■ Extracted entries
•••••

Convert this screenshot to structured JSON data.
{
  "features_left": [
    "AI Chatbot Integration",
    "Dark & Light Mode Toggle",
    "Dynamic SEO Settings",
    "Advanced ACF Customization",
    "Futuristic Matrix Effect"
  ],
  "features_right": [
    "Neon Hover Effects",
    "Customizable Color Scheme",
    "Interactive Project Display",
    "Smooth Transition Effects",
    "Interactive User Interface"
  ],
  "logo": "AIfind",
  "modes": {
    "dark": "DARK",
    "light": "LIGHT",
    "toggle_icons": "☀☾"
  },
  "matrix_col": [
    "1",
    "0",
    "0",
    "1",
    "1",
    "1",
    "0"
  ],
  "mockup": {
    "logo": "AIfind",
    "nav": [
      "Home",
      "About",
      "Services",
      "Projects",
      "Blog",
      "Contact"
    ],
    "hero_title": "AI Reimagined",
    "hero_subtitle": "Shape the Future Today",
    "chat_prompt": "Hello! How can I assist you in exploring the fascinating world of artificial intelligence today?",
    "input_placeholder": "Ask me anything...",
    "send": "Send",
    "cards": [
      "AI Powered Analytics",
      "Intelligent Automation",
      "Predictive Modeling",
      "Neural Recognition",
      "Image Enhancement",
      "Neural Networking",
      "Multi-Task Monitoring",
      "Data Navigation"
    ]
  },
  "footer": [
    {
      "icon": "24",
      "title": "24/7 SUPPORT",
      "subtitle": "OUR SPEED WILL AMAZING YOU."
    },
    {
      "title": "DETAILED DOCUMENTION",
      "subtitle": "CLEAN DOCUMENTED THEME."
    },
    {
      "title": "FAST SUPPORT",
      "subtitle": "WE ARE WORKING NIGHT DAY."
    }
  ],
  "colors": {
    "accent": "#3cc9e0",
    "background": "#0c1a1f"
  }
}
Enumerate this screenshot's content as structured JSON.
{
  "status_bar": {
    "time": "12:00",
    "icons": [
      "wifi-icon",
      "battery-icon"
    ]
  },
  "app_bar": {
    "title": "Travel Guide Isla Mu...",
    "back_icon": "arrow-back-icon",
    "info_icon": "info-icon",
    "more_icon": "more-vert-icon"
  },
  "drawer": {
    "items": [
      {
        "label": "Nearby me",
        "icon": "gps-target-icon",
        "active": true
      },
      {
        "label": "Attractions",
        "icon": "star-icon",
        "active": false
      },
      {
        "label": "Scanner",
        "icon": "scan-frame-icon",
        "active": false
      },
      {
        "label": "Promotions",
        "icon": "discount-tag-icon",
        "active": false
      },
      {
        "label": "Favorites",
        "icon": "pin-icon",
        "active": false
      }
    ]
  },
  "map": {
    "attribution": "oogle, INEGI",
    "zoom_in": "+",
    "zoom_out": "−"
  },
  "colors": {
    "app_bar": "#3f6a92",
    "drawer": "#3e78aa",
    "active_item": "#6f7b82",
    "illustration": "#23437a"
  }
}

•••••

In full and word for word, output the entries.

Convert this screenshot to structured JSON data.
{
  "features_left": [
    "AI Chatbot Integration",
    "Dark & Light Mode Toggle",
    "Dynamic SEO Settings",
    "Advanced ACF Customization",
    "Futuristic Matrix Effect"
  ],
  "features_right": [
    "Neon Hover Effects",
    "Customizable Color Scheme",
    "Interactive Project Display",
    "Smooth Transition Effects",
    "Interactive User Interface"
  ],
  "logo": "AIfind",
  "modes": {
    "dark": "DARK",
    "light": "LIGHT",
    "toggle_icons": "☀☾"
  },
  "matrix_col": [
    "1",
    "0",
    "0",
    "1",
    "1",
    "1",
    "0"
  ],
  "mockup": {
    "logo": "AIfind",
    "nav": [
      "Home",
      "About",
      "Services",
      "Projects",
      "Blog",
      "Contact"
    ],
    "hero_title": "AI Reimagined",
    "hero_subtitle": "Shape the Future Today",
    "chat_prompt": "Hello! How can I assist you in exploring the fascinating world of artificial intelligence today?",
    "input_placeholder": "Ask me anything...",
    "send": "Send",
    "cards": [
      "AI Powered Analytics",
      "Intelligent Automation",
      "Predictive Modeling",
      "Neural Recognition",
      "Image Enhancement",
      "Neural Networking",
      "Multi-Task Monitoring",
      "Data Navigation"
    ]
  },
  "footer": [
    {
      "icon": "24",
      "title": "24/7 SUPPORT",
      "subtitle": "OUR SPEED WILL AMAZING YOU."
    },
    {
      "title": "DETAILED DOCUMENTION",
      "subtitle": "CLEAN DOCUMENTED THEME."
    },
    {
      "title": "FAST SUPPORT",
      "subtitle": "WE ARE WORKING NIGHT DAY."
    }
  ],
  "colors": {
    "accent": "#3cc9e0",
    "background": "#0c1a1f"
  }
}
Enumerate this screenshot's content as structured JSON.
{
  "status_bar": {
    "time": "12:00",
    "icons": [
      "wifi-icon",
      "battery-icon"
    ]
  },
  "app_bar": {
    "title": "Travel Guide Isla Mu...",
    "back_icon": "arrow-back-icon",
    "info_icon": "info-icon",
    "more_icon": "more-vert-icon"
  },
  "drawer": {
    "items": [
      {
        "label": "Nearby me",
        "icon": "gps-target-icon",
        "active": true
      },
      {
        "label": "Attractions",
        "icon": "star-icon",
        "active": false
      },
      {
        "label": "Scanner",
        "icon": "scan-frame-icon",
        "active": false
      },
      {
        "label": "Promotions",
        "icon": "discount-tag-icon",
        "active": false
      },
      {
        "label": "Favorites",
        "icon": "pin-icon",
        "active": false
      }
    ]
  },
  "map": {
    "attribution": "oogle, INEGI",
    "zoom_in": "+",
    "zoom_out": "−"
  },
  "colors": {
    "app_bar": "#3f6a92",
    "drawer": "#3e78aa",
    "active_item": "#6f7b82",
    "illustration": "#23437a"
  }
}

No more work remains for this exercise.